The other day, a self-driving car was coming down a narrow street. My plan was to cross that street after the car had passed. I was facing a do not walk sign but it is the kind of stop where everyone practices anarchist calisthenics. The self-driving car had a green light but I lazily stepped off the curb to cross after the car passed but the car stopped at my crosswalk apparently because I had stepped off the curb.

If a human was driving the car, by my posture and lack of focus, it would have been easy for the human to tell I had no intention of crossing until the car had crossed. The self-driving car didn't seem to be able to get this.
Is the "pedestrian problem" the real reason that Uber, according to reports, is considering selling its self-driving car development division?

Robert Wenzel is Editor & Publisher of


  1. Too many engineers work from the premise that humans are the error problem. You see the same problem with mainstream economics. Quantification and aggregation of humanity is a waste of time when there are no constants. You might as well try to do statistical analysis on beauty or love (or hate). The only reason traffic is as safe as it is today is because humans are driving. Adding machine drivers to the system only adds more complexity, which will only result in new types of outcomes (many that will be considered failures). And the circle of engineering 'better' solutions will go around again (and again) until the basic lesson is learned.

  2. Years ago I read the very entertaining book "A Canticle for Leibowitz". It had a scene where cars were running over people, but they handled that by having another machine that would clear the roadway automatically. Progress.

  3. Seriously? A woman walking a bike at night, not in a crosswalk, into the path of a moving vehicle? Even a conscientious, fully alert human driver could probably not have avoided that accident.

    1. Exactly. And AI machines learn from experience (one technique is called back-propagation). And with self-driving cars, they have potential to learn from all the other self-driving cars to become proficient very quickly.

      As to Robert's "I stepped into the crosswalk" argument, as I pointed out at the time, in California, it is technically illegal for a car to cross the crosswalk while he's standing in it, and people get tickets for this every day. That's a difficult problem for an AI to work out as generating tickets for its owner is not a great selling point.
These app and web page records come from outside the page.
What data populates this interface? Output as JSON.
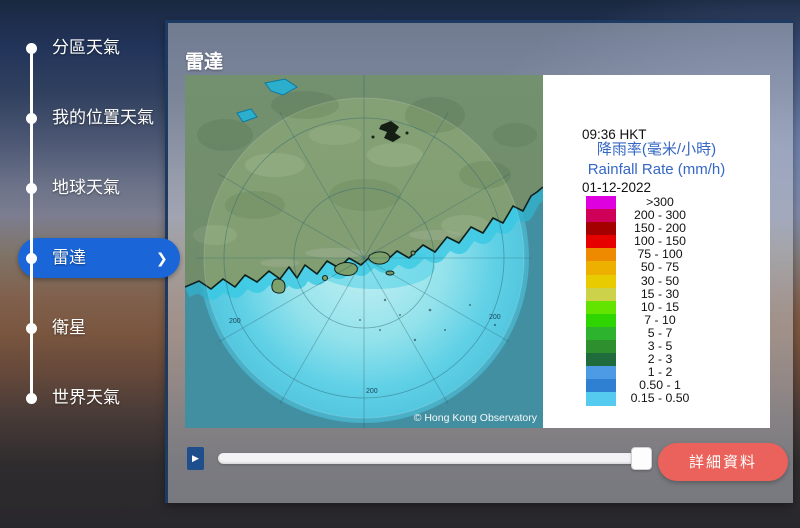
{
  "sidebar": {
    "accent_color": "#1A66D9",
    "chevron": "❯",
    "items": [
      {
        "label": "分區天氣",
        "selected": false
      },
      {
        "label": "我的位置天氣",
        "selected": false
      },
      {
        "label": "地球天氣",
        "selected": false
      },
      {
        "label": "雷達",
        "selected": true
      },
      {
        "label": "衛星",
        "selected": false
      },
      {
        "label": "世界天氣",
        "selected": false
      }
    ]
  },
  "panel": {
    "title": "雷達"
  },
  "radar_map": {
    "copyright": "© Hong Kong Observatory",
    "range_ring_label": "200"
  },
  "legend": {
    "time": "09:36 HKT",
    "date": "01-12-2022",
    "title_zh": "降雨率(毫米/小時)",
    "title_en": "Rainfall Rate (mm/h)",
    "title_color": "#3567C4",
    "scale": [
      {
        "range": ">300",
        "color": "#DF00DF"
      },
      {
        "range": "200 - 300",
        "color": "#CE0058"
      },
      {
        "range": "150 - 200",
        "color": "#A40000"
      },
      {
        "range": "100 - 150",
        "color": "#E60000"
      },
      {
        "range": "75 - 100",
        "color": "#EE8A00"
      },
      {
        "range": "50 - 75",
        "color": "#EEB000"
      },
      {
        "range": "30 - 50",
        "color": "#E8CB00"
      },
      {
        "range": "15 - 30",
        "color": "#CCD34A"
      },
      {
        "range": "10 - 15",
        "color": "#63E300"
      },
      {
        "range": "7 - 10",
        "color": "#2FD500"
      },
      {
        "range": "5 - 7",
        "color": "#2EB32E"
      },
      {
        "range": "3 - 5",
        "color": "#2E8F2E"
      },
      {
        "range": "2 - 3",
        "color": "#1F6B3C"
      },
      {
        "range": "1 - 2",
        "color": "#4D9BE4"
      },
      {
        "range": "0.50 - 1",
        "color": "#2F80D2"
      },
      {
        "range": "0.15 - 0.50",
        "color": "#55CBF0"
      }
    ]
  },
  "controls": {
    "play_icon": "▶",
    "details_label": "詳細資料",
    "details_color": "#EA625B"
  }
}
    2. You've obviously never avoided hitting a deer, which aren't known for using crosswalks. And in my part of the country, this is an urban, not a rural problem. On top of this is the local ordinance that gives pedestrians the right-of-way everywhere, not just in crosswalks, and the pedestrians are notorious for crossing where ever and whenever they please. Yet human drivers seem to avoid getting blood all over their bumpers.

    3. Geoih, I have in fact successfully avoided hitting a deer. That being said, I have also seen a great many deer carcasses by the side of the road, and heard of many pedestrians losing their life and third dimension. I agree with Pandemic that self-driving cars will most likely eventually far exceed the safety of the fully alert motorist, not to mention drugged up humans.

  4. If "we" can "persuade pedestrians to behave less erratically," why not just persuade drivers to behave less erratically and forget the whole self-driving car nonsense?

  5. Pedestrian deaths are just acceptable collateral damage on the road to that bright AI future, eh? But one thing I don't get: if every drivrrless car needs a human "safety" driver, why not just let the human drive?